A boxed-in thriller can easily hype up the tension, making every minute feel like someone is going to break. Creating that intensity on a gigantic cruise ship is cleverly maintained with barely any wide shots and emphasising the smaller closed-in spaces. Cabins, and booths inside the lower decks are places underneath the shiny shopping and spa decks or the pools outside. The intense scenes are not played as shocking moments but feel like protocol, handled by the ship's staff. There are no revelations, no dramatic stirring music, everything is played as matter of fact. This detaches you from the very real gut-wrenching situation Nanna and Cille find themselves in. Even in the later scenes where Cille confronts her attacker, these moments aren't overdramatic, yet the fall most definitely is.

While Birthday Girl is not a unique story, we've seen this told many ways in previous films and TV shows, it does try to offer a very different ending. In a ‘blink and you'll think you missed something' moment, the ending feels abrupt and yet there doesn't seem to be any other satisfying conclusion. Cille and Nanna get their answers and a secret that they'll share forever, but the more trivial part of the story are left open. What will happen with the mother-daughter relationship now? Will Cille break up with her controlling boyfriend? Is Cille and Lea's friendship ruined? The climax of the film is what sets it apart, but in order to get there you have to sit through genre story beats.

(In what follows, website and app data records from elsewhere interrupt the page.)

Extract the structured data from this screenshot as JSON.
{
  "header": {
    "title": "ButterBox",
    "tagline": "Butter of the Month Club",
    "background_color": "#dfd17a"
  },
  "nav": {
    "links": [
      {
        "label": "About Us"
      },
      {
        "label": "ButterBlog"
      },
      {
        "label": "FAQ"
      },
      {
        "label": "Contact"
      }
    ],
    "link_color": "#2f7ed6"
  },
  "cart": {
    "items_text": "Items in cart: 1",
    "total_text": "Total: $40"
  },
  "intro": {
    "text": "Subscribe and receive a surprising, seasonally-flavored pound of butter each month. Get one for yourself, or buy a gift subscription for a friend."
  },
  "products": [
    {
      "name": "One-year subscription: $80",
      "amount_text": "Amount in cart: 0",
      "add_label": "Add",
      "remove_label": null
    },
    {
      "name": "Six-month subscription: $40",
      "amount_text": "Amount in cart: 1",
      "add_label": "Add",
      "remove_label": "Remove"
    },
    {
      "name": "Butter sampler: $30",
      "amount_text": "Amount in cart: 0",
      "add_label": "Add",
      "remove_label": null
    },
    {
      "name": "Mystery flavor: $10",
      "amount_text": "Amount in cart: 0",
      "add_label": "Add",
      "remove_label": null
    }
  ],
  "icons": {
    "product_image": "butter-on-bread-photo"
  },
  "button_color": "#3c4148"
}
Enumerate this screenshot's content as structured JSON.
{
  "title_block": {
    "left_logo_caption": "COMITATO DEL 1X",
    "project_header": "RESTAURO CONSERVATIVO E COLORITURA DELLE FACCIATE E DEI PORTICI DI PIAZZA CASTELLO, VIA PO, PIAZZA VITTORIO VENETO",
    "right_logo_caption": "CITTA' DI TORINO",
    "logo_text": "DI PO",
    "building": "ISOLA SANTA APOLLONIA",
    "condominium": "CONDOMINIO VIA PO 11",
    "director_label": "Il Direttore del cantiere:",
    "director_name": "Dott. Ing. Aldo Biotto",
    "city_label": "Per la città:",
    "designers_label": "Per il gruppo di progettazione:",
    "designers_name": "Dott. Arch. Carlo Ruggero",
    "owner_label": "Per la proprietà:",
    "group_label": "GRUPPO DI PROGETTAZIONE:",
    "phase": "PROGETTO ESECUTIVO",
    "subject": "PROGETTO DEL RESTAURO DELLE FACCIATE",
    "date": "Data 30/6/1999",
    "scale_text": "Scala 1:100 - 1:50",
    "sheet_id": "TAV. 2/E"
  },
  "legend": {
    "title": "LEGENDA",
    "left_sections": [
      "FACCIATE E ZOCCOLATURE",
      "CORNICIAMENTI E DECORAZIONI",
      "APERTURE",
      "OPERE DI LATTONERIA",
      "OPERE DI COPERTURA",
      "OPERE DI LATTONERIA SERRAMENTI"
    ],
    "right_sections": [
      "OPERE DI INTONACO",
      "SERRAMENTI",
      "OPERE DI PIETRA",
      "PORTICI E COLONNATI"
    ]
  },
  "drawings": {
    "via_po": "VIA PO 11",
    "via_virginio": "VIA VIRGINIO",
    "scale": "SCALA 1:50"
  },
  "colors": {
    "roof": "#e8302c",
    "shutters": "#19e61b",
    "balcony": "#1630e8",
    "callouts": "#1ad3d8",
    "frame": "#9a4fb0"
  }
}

Birthday Girl is available on Digital Platforms 17 June. Distributed by .